Justin Davidson: It also makes me wonder what ruins tech will leave behind. Its impact on what archi-folks call the built environment has been so huge but also diffuse. There are the low Silicon Valley repurposed warehouses, the Apple HQ, the info-powered skyscrapers with their huge trading floors, the post-industrial renovations, the new sidewalk scooter docks — each of these is a different aspect of how tech engages with the physical world, so some truncated chunk of one of them could be tech’s triumphal arch. Maybe a bunch of cables hanging from a ceiling duct.

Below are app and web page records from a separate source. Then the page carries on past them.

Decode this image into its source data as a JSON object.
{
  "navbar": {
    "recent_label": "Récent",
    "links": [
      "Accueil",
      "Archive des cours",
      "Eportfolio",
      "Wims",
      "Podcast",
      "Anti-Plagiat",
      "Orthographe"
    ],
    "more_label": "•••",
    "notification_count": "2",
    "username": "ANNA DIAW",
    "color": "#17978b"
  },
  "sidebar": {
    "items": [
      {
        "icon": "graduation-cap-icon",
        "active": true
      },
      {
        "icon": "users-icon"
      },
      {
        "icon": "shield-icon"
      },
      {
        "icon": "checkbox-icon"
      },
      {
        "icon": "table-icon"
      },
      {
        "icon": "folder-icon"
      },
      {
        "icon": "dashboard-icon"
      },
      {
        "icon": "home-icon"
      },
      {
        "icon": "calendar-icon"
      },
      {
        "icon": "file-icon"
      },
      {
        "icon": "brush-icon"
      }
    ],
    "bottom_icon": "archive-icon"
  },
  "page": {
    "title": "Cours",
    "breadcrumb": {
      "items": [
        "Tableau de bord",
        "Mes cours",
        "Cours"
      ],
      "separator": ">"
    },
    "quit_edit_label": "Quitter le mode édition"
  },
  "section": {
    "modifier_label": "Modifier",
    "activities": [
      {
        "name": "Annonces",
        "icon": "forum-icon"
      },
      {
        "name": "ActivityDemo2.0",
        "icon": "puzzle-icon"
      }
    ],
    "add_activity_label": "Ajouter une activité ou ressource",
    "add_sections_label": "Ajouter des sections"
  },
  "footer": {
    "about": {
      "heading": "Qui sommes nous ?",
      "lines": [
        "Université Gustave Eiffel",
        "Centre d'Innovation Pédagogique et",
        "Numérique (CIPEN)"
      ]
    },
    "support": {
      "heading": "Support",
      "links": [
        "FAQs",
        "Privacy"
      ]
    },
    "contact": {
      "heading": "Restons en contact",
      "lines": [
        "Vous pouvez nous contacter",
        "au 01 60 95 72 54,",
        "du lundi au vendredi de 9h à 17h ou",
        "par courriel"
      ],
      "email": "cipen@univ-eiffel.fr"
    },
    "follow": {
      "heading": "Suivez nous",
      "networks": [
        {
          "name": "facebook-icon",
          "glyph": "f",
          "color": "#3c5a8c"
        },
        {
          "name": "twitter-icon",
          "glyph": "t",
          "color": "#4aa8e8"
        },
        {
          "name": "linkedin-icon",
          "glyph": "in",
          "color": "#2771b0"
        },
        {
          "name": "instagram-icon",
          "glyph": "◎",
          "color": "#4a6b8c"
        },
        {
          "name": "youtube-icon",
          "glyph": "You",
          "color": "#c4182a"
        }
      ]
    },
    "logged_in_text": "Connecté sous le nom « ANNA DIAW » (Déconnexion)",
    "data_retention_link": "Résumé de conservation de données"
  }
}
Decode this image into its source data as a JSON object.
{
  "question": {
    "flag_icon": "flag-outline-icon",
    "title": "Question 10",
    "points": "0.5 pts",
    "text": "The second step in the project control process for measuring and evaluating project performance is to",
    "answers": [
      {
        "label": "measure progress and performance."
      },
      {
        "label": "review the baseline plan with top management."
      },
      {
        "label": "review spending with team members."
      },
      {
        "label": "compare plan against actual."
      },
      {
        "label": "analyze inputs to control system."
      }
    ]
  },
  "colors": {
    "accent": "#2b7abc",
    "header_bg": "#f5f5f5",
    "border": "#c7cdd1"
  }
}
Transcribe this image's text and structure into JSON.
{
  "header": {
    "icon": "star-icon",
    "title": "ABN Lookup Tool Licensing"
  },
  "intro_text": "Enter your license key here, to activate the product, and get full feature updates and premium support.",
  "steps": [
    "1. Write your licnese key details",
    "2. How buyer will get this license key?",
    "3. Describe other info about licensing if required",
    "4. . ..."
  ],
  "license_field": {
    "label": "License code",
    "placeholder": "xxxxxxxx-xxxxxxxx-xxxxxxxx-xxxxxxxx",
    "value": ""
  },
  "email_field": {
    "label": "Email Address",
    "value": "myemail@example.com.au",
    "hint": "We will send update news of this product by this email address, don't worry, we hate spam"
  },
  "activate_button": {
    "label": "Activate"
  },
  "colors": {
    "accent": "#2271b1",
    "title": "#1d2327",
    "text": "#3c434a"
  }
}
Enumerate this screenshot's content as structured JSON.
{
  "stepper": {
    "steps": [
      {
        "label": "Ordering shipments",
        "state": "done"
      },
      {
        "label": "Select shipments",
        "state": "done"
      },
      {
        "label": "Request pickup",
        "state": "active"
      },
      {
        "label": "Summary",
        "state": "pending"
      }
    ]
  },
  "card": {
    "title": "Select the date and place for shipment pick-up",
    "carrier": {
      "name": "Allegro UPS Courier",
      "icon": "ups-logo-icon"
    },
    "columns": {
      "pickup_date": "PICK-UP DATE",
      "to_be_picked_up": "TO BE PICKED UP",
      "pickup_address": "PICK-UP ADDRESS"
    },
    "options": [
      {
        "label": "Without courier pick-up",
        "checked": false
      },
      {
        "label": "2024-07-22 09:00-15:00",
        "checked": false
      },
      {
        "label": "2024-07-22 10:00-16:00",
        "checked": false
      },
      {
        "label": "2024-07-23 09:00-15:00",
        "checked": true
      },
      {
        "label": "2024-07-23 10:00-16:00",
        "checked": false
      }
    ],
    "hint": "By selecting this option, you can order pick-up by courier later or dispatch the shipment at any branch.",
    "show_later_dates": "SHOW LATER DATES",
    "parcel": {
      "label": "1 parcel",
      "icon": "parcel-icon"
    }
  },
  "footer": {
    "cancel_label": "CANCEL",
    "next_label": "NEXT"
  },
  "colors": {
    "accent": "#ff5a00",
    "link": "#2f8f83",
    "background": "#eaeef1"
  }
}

Max Read: Ultimately “the” Silicon Valley monument may not even be in the U.S. at all — the Bolivian salt flats where lithium mining for batteries is done have a pretty eerie and desolate beauty. As the world scrambles to replace fossil fuels with clean energy, the environmental impact of finding all the lithium required could become a major issue in its own right. I will say that I’m hoping they make this monument, and that it’s visually striking, for one single reason: stock photos. As New York Magazine’s photo editors will tell you, it’s very difficult to interestingly illustrate stories about Silicon Valley.

Justin Davidson: A worthy goal. Seriously, though, that’s the whole project in a nutshell: finding a visual representation of this essential part of human existence that isn’t really visual.

Maybe it’s the statue at Walden Pond of Henry David Thoreau walking through the woods, checking his Twitter feed.

Max Read: See, now that would encompass everything Silicon Valley means to me.

Silicon Valley Wants a Monument to Itself. Will It Scale?